To mitigate the labor shortage, warehouses need to squeeze as much productivity from their workforce as possible. That's easier said than done, but retaining these four types of workers just may help warehouses mitigate their labor troubles.
The budding retiree
Nearly every fulfillment center has its own squadron of savvy warehouse veterans. Per Willis Towers Watson, as many as 83% of companies have a significant number of workers approaching retirement.
Before they reach that stage, it's important for warehouses to take advantage of their knowledge and experience. In that time, warehouses can take steps to either facilitate the knowledge transfer or retain their labor a little while longer.
One way managers can retain aging employees is by letting them test out retirement. With a phased retirement plan, workers get to see what life after retirement might be like. If they decide it's not their time, they can return from their extended sabbatical feeling refreshed and reinvigorated. If they decide otherwise, this gives managers ample time to start passing the torch and transferring knowledge.
The seasonal employee
Many businesses, especially warehouses, are hiring seasonal employees to mitigate the labor shortage. This is nothing new — supply chains regularly hire temporary help to stay competitive when demand is at its peak volume.
Turning seasonal workers into full-time hires is never an easy task, but a shortage of labor makes it all the more important. Warehouse managers should sit down with seasonal employees early into their contract to gauge their interest in staying onboard. Not only would retaining their labor help stay productive — it would also save management the trouble of hiring, onboarding and fully training a fresh new hire.
The high-potential worker
Every business has employees who truly stand out from the rest. High-potential employees are an asset to warehouses on a good day, let alone during a labor shortage.
Because they're more productive, they pick up the slack left behind by former employees. They have an innate ability to seek out other exceptional workers and help them reach their fullest potential. Better yet, high-potential workers are incredibly coachable and very fast learners — which means managers need to start their professional development at the earliest opportunity.
Retaining this type of worker is perhaps the most significant. Not only will high-potential workers maintain warehouse productivity — they'll infect others with their engagement and determination.
Between the soon-to-be retirees and the fresh-faced newbies, there's the in-betweener. Because they reside right there in that middle ground, they likely perform the brunt of the labor around the warehouse. Although responsible for plenty of warehouse productivity, they also are the most susceptible to burnout.
Retaining in-betweeners is all about managing workloads, communicating directly and fielding concerns.
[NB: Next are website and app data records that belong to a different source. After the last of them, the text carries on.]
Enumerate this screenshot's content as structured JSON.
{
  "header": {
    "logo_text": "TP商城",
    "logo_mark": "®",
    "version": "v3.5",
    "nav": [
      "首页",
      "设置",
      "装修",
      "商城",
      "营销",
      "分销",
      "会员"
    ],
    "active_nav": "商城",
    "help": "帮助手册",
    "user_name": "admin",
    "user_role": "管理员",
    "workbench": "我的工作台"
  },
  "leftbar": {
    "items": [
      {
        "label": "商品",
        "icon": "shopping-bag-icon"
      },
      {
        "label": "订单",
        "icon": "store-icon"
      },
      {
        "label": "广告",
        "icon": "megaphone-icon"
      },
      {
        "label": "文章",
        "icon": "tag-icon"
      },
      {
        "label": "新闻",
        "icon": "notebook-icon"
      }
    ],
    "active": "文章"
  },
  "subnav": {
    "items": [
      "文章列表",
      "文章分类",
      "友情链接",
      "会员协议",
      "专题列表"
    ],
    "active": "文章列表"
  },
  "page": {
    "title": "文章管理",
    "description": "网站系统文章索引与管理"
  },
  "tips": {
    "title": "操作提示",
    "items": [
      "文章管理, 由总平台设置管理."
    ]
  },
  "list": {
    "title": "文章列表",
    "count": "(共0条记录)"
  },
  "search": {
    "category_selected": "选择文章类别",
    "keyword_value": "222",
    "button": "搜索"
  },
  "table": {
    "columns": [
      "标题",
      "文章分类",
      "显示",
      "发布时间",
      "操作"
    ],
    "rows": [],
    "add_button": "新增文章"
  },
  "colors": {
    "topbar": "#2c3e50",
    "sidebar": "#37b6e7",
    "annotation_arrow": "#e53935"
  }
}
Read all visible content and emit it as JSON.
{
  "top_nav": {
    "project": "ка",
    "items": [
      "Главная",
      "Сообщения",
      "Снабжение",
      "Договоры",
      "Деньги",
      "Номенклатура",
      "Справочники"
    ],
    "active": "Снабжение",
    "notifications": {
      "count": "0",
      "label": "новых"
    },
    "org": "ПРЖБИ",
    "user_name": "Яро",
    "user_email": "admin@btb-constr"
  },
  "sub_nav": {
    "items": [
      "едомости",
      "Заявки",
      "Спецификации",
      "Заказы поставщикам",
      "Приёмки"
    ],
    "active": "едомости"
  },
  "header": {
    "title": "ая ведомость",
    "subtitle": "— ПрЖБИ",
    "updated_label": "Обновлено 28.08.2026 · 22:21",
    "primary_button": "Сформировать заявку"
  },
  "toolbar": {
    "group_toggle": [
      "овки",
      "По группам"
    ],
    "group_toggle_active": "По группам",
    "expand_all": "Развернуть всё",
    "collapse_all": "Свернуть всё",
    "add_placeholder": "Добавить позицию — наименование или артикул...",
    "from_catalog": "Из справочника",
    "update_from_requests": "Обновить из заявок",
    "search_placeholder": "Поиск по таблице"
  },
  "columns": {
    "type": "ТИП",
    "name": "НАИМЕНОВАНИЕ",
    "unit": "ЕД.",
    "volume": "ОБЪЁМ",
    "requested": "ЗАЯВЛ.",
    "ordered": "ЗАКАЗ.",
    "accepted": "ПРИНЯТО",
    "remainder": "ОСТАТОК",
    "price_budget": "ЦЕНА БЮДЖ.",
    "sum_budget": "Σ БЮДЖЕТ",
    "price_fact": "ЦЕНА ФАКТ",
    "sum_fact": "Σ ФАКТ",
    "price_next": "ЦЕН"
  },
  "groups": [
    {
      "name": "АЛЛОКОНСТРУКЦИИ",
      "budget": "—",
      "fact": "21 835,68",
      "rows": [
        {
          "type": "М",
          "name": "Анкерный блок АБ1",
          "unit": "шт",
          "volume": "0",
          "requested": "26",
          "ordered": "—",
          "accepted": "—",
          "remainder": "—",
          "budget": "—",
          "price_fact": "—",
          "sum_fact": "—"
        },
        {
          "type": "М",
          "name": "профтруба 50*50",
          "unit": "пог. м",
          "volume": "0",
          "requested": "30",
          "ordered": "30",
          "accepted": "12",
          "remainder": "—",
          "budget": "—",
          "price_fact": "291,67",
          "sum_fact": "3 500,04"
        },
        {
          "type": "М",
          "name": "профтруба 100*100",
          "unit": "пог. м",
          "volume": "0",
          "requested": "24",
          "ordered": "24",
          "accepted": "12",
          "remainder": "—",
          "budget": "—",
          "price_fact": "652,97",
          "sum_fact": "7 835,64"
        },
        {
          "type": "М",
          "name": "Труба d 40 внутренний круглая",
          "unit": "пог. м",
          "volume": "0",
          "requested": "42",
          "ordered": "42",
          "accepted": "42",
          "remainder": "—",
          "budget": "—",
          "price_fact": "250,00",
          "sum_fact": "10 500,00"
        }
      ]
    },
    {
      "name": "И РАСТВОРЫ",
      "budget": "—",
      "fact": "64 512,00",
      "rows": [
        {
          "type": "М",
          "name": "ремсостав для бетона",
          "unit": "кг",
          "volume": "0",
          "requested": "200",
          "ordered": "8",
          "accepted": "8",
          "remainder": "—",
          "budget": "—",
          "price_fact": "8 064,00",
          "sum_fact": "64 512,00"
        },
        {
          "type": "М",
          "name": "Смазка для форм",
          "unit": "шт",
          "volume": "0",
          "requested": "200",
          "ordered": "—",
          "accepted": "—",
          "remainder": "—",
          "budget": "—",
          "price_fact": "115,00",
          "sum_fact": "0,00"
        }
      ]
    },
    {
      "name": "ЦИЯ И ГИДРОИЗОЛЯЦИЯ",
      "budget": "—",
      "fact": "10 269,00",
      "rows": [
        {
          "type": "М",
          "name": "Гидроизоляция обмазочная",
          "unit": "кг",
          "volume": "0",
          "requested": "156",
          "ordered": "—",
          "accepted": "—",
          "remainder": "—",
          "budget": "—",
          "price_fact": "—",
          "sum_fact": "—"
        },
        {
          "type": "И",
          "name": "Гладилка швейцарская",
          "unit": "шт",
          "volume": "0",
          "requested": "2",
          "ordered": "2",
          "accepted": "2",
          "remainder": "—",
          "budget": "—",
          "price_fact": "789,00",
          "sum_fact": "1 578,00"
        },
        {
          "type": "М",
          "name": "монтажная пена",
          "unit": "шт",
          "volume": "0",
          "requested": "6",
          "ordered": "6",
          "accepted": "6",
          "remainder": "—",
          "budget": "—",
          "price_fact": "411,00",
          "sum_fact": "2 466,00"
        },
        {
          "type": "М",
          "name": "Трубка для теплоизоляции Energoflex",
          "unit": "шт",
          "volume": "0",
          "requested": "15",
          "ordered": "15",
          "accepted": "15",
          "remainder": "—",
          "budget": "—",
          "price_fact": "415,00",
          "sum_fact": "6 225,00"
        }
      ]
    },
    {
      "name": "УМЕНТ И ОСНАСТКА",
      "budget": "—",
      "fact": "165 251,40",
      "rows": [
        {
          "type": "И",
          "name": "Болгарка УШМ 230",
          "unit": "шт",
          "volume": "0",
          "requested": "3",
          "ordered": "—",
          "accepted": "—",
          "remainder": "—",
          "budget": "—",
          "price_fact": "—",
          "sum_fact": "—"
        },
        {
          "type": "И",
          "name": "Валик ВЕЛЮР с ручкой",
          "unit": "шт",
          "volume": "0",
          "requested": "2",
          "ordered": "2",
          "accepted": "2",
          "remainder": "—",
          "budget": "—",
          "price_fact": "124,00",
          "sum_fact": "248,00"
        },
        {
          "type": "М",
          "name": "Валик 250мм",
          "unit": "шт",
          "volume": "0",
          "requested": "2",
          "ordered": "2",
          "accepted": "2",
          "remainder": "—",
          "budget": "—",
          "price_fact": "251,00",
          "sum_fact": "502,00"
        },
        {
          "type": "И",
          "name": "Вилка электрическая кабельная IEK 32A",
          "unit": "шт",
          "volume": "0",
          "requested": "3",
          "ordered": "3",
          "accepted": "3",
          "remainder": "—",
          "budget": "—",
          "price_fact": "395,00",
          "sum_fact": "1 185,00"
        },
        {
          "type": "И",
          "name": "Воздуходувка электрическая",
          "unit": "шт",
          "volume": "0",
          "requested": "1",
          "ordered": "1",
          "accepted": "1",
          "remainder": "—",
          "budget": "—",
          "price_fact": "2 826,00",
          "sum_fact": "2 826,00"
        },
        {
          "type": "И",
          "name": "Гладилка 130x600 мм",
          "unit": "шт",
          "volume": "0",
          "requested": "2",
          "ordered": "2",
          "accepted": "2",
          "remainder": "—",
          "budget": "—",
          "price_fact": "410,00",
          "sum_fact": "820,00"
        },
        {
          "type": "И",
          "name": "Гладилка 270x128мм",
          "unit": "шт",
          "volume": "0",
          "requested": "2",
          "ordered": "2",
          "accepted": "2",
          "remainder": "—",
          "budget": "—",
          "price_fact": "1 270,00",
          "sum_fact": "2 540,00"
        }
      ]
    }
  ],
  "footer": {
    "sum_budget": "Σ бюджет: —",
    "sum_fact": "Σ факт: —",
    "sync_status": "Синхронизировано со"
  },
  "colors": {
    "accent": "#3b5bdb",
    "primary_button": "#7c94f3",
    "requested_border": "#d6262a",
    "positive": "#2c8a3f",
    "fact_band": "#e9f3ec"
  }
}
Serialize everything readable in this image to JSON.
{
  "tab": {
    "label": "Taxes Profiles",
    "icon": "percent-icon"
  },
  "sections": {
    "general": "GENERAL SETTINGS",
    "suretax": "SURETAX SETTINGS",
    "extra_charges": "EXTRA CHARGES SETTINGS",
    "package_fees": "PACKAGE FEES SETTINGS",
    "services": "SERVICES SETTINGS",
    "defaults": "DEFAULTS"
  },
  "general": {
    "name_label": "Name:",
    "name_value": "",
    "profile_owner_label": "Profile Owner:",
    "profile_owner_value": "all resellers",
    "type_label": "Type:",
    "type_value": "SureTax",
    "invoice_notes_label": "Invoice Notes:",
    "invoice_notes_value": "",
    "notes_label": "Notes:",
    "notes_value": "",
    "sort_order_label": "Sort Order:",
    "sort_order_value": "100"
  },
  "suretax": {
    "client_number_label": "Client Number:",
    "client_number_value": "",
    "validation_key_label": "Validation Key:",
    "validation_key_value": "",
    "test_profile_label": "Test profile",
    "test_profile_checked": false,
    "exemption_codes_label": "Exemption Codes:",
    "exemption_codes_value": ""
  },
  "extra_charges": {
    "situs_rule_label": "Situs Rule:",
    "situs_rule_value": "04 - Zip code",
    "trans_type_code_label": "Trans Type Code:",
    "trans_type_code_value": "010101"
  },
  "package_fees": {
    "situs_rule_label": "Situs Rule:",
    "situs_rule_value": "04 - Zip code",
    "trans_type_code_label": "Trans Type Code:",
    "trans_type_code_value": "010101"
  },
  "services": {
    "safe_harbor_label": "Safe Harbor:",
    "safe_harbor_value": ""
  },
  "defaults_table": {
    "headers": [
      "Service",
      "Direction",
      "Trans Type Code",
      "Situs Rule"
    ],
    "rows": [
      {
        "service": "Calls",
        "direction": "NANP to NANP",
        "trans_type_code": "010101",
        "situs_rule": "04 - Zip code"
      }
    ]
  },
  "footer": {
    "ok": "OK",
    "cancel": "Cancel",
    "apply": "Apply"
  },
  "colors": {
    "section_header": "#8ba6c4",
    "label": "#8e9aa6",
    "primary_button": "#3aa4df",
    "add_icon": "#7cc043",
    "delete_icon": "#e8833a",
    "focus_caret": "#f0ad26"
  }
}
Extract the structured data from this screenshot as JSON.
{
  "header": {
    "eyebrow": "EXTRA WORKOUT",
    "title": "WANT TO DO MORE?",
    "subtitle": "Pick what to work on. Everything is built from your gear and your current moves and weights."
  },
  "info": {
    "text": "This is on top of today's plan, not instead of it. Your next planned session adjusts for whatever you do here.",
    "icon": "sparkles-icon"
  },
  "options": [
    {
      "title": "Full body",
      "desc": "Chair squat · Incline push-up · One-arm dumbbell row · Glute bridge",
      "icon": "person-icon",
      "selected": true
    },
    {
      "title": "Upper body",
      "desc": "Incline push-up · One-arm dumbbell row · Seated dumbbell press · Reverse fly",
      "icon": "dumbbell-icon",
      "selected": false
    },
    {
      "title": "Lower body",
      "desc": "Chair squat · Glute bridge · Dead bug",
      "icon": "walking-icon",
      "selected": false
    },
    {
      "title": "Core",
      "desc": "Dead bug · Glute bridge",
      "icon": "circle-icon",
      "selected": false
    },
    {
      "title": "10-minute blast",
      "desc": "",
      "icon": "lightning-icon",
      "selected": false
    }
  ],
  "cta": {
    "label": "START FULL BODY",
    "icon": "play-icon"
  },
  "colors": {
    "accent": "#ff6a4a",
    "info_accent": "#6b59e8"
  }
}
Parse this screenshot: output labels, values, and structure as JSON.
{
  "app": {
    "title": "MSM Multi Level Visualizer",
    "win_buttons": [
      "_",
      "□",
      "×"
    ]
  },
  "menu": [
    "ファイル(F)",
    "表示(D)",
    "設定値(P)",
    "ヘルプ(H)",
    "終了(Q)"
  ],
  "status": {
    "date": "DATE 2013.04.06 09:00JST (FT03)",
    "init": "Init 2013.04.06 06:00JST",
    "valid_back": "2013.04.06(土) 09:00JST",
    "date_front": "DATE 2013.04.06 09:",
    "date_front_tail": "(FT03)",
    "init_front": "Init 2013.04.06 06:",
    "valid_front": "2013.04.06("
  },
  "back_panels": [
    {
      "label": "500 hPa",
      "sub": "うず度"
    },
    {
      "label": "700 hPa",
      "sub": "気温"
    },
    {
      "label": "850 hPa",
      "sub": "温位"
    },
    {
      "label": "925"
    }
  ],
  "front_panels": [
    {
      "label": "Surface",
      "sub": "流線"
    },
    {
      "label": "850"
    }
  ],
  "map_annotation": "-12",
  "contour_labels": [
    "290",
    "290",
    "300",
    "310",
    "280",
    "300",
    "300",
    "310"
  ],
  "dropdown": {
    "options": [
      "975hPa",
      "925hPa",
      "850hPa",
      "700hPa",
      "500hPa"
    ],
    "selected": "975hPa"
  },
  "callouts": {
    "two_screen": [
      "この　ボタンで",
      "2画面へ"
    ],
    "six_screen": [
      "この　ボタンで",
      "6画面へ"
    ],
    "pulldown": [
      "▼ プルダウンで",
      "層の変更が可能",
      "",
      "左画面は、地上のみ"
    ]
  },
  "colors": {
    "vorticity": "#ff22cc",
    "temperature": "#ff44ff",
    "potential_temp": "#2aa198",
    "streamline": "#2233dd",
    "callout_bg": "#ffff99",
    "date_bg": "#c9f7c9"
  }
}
Taking these steps will go a long way toward eliminating the risk of burnout, which can dig a nasty hole in your bottom line. Even worse, it can put your workforce at risk of mental and physical turmoil — which may lead to them quitting their job.